The summit of European Union leaders has approved Greece as a member of the currency union. Correspondent Breffni O'Rourke reports from Porto on the implications of the decision for the Greeks and for the currency itself, and on the impact it could have on Britain -- which is not a member of the currency union.
Porto, 19 June 2000 (RFE/RL) -- At their summit meeting near the Portuguese city of Porto today, the leaders of the European Union approved Greece's application to join the common currency, the euro.
Greece thus becomes the 12th member of the currency union, and the first to join since the project was launched just 18 months ago. Greeks are jubilant, saying the move represents a recognition of the economic maturity achieved by their country.
Athens-based media commentator Andreas Papageorgopoulos, who was at the summit site in Porto, put it this way:
"For Greece it's a big day, it proves that the Greek people through their government in the last few years have achieved an enormous task. They have overcome a number of obstacles, and now we are not at the door of Europe, but virtually inside."
But not everybody views the Greek accession as positive. The infant euro has had a hard time since its inception, losing almost a quarter of its value against the U.S. dollar because of lack of investor confidence. German bankers and financiers, in particular, have been outspoken in their belief that including in the euro Greece, a country traditionally plagued by economic problems, would send the wrong signal to the markets.
It is true that in the past Greece has had high inflation and interest rates, and a public debt reaching 114 percent of gross domestic product. In the last two years, however, Athens has made monumental efforts to get its economic house in order, and the figures speak for themselves. Inflation is down to 5 percent, interest to 9 percent, and public debt is 104 percent of GNP and falling. If Greece can stay on course and improve further in the coming years, there appears no reason to fear that its presence inside the eurozone will further weaken the common currency.

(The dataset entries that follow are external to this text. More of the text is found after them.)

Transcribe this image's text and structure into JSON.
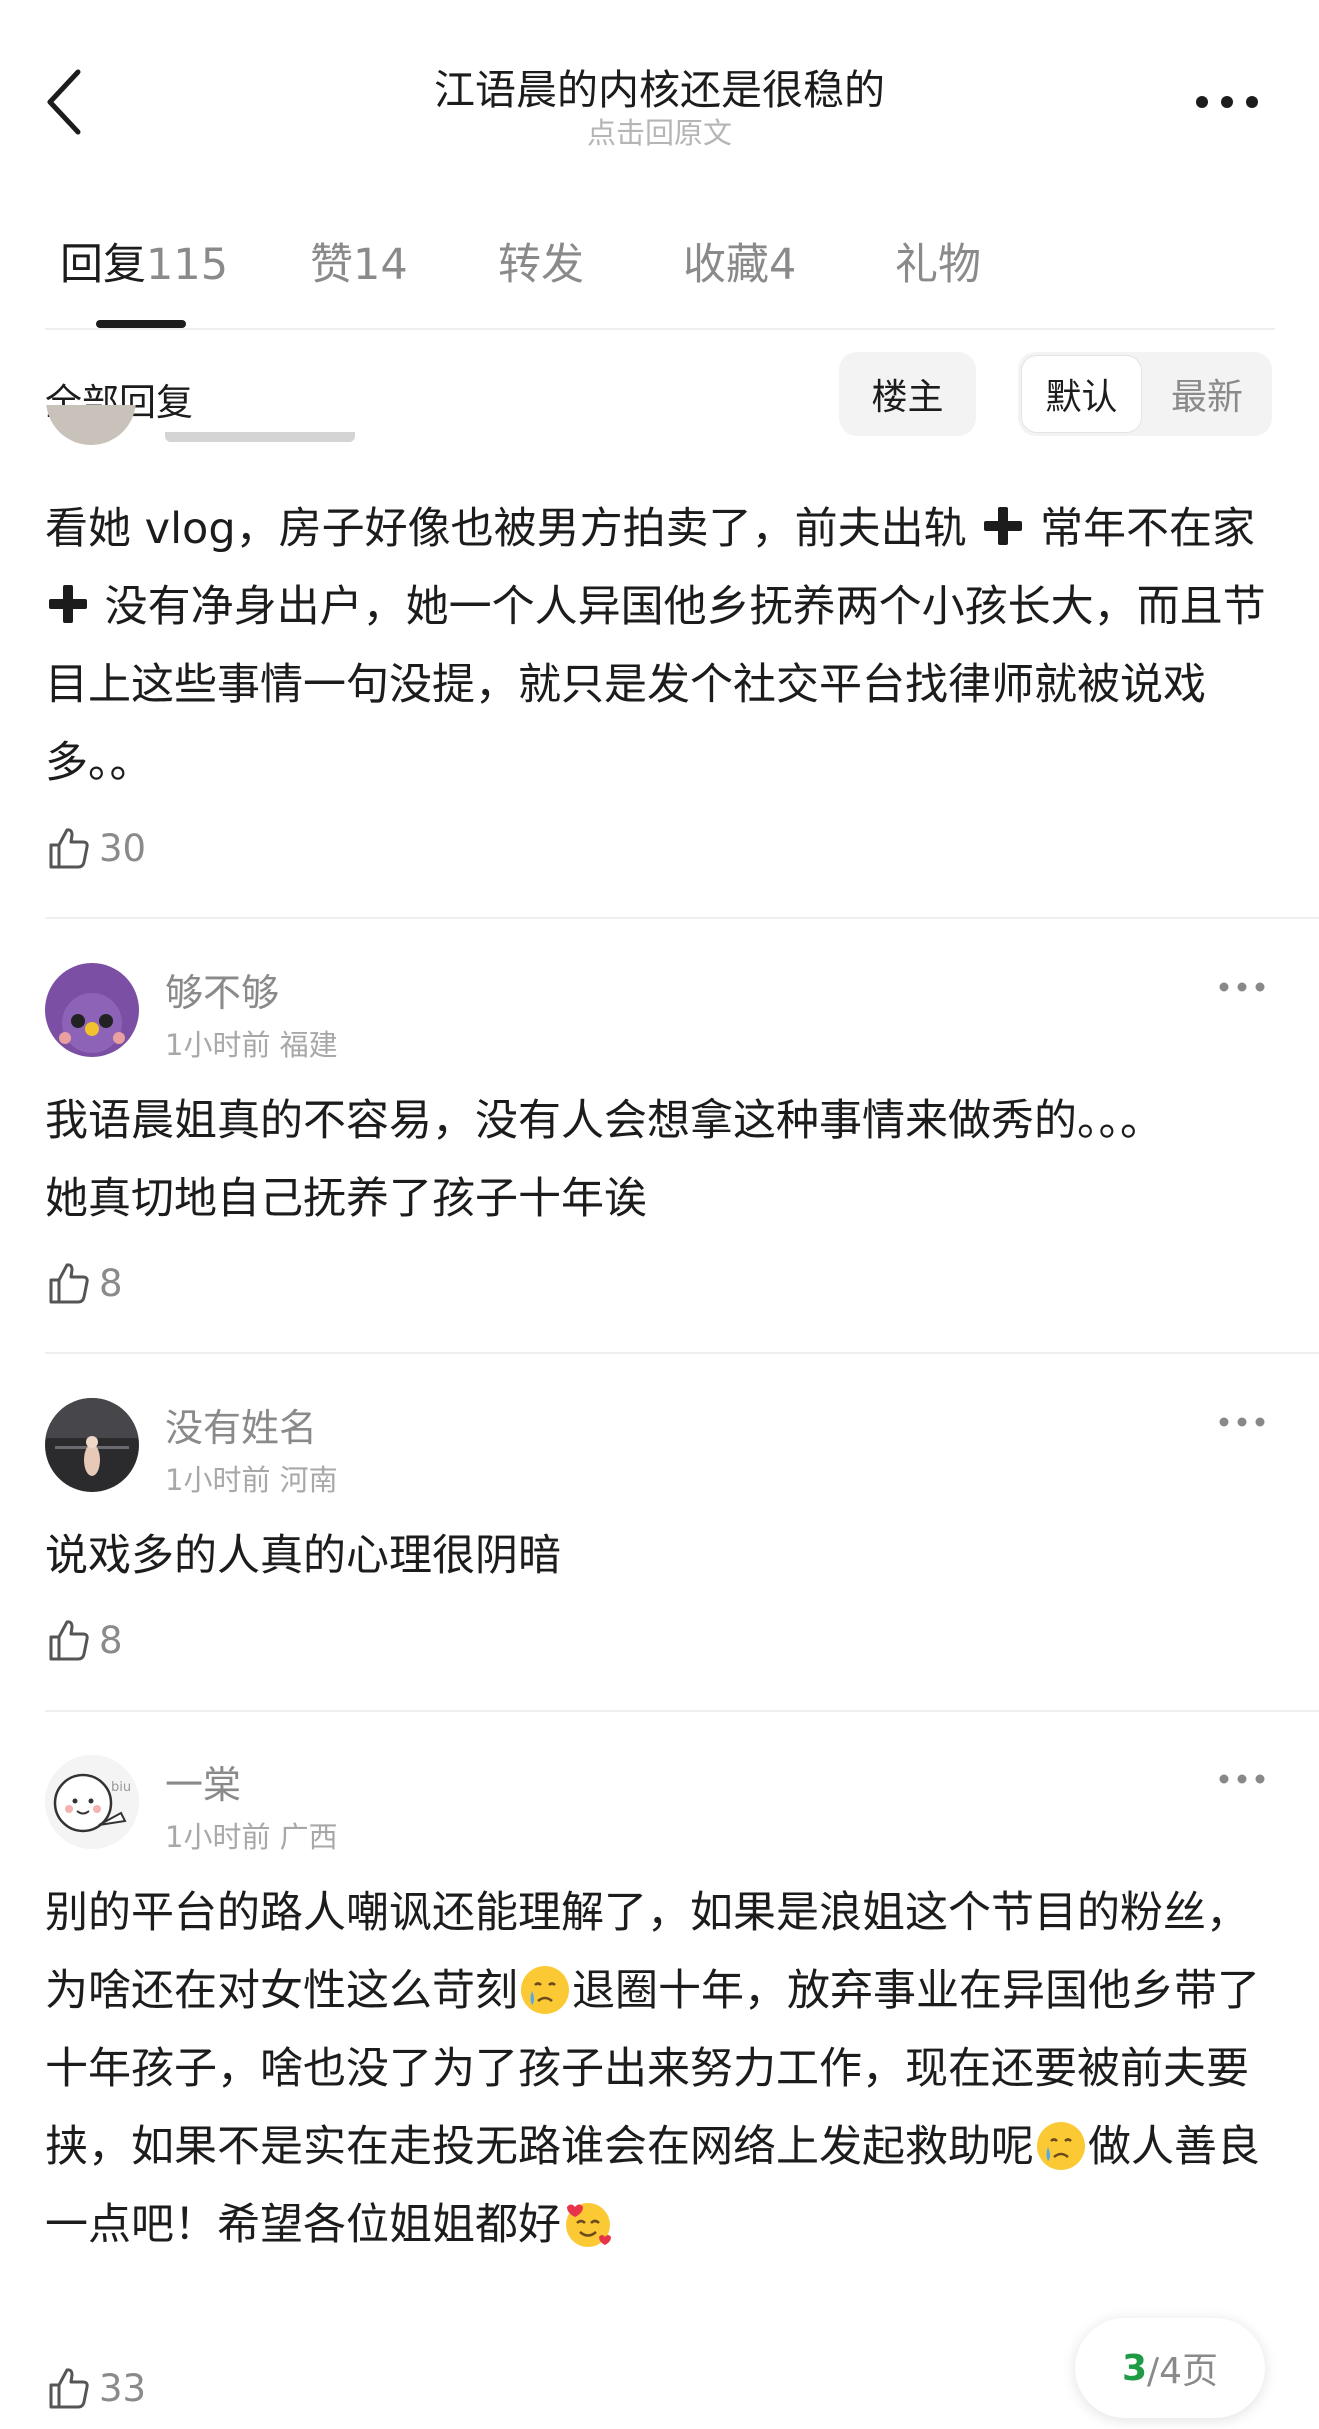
{
  "header": {
    "title": "江语晨的内核还是很稳的",
    "subtitle": "点击回原文"
  },
  "tabs": [
    {
      "label": "回复",
      "count": "115",
      "active": true
    },
    {
      "label": "赞",
      "count": "14"
    },
    {
      "label": "转发",
      "count": ""
    },
    {
      "label": "收藏",
      "count": "4"
    },
    {
      "label": "礼物",
      "count": ""
    }
  ],
  "filter": {
    "label": "全部回复",
    "owner": "楼主",
    "sort_default": "默认",
    "sort_latest": "最新"
  },
  "comments": [
    {
      "text_parts": [
        "看她 vlog，房子好像也被男方拍卖了，前夫出轨 ",
        " 常年不在家 ",
        " 没有净身出户，她一个人异国他乡抚养两个小孩长大，而且节目上这些事情一句没提，就只是发个社交平台找律师就被说戏多。。"
      ],
      "likes": "30"
    },
    {
      "username": "够不够",
      "time": "1小时前",
      "location": "福建",
      "text": "我语晨姐真的不容易，没有人会想拿这种事情来做秀的。。。她真切地自己抚养了孩子十年诶",
      "likes": "8"
    },
    {
      "username": "没有姓名",
      "time": "1小时前",
      "location": "河南",
      "text": "说戏多的人真的心理很阴暗",
      "likes": "8"
    },
    {
      "username": "一棠",
      "time": "1小时前",
      "location": "广西",
      "text_parts": [
        "别的平台的路人嘲讽还能理解了，如果是浪姐这个节目的粉丝，为啥还在对女性这么苛刻",
        "退圈十年，放弃事业在异国他乡带了十年孩子，啥也没了为了孩子出来努力工作，现在还要被前夫要挟，如果不是实在走投无路谁会在网络上发起救助呢",
        "做人善良一点吧！希望各位姐姐都好",
        ""
      ],
      "likes": "33"
    }
  ],
  "pager": {
    "current": "3",
    "total": "/4页"
  },
  "icons": [
    "back-arrow-icon",
    "more-dots-icon",
    "thumbs-up-icon",
    "heavy-plus-icon",
    "crying-face-icon",
    "smiling-hearts-icon"
  ]
}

Ironically, the biggest psychological impact of Greece's accession may be on a country that is not even inside the eurozone, namely Britain. Britain is a major holdout against the common currency, with opinion polls showing that 60 percent of the tradition-minded British public favor keeping the national currency the pound.
The public opposition presents an acute dilemma for the pro-euro government of Prime Minister Tony Blair, which has a "wait and see" policy. Blair says that if the euro proves a success on the continent, and if it benefits British interests, the question of joining the euro will be put to a referendum after the next election.
But the more radical ministers are said to be pushing Blair to take a harder pro-euro line, rather than drift along. British industry is suffering, and workers are losing their jobs because Britain with its strong pound cannot compete with the low euro in the eurozone. The collapse this year of the BMW-led Rover car group is only the most prominent among many recent victims who blame their troubles, at least in part, on the strong pound.
In reply to questions yesterday from RFE/RL and other media in Porto, Blair's spokesman Alistair Campbell went to great lengths to deny the existence of a split in the government. He said:
"There has been a desire, because of the fundamental division on policy which existed under the last government, to pretend there is a similar division in the British government. There isn't. There is not a single minister, there is not a single word you can point to that has been uttered by a single minister that contravenes the policy that Finance Minister Gordon Brown set out in 1997."
In any event, Greek accession to the eurozone is likely to re-awaken debate on joining the euro within the British government.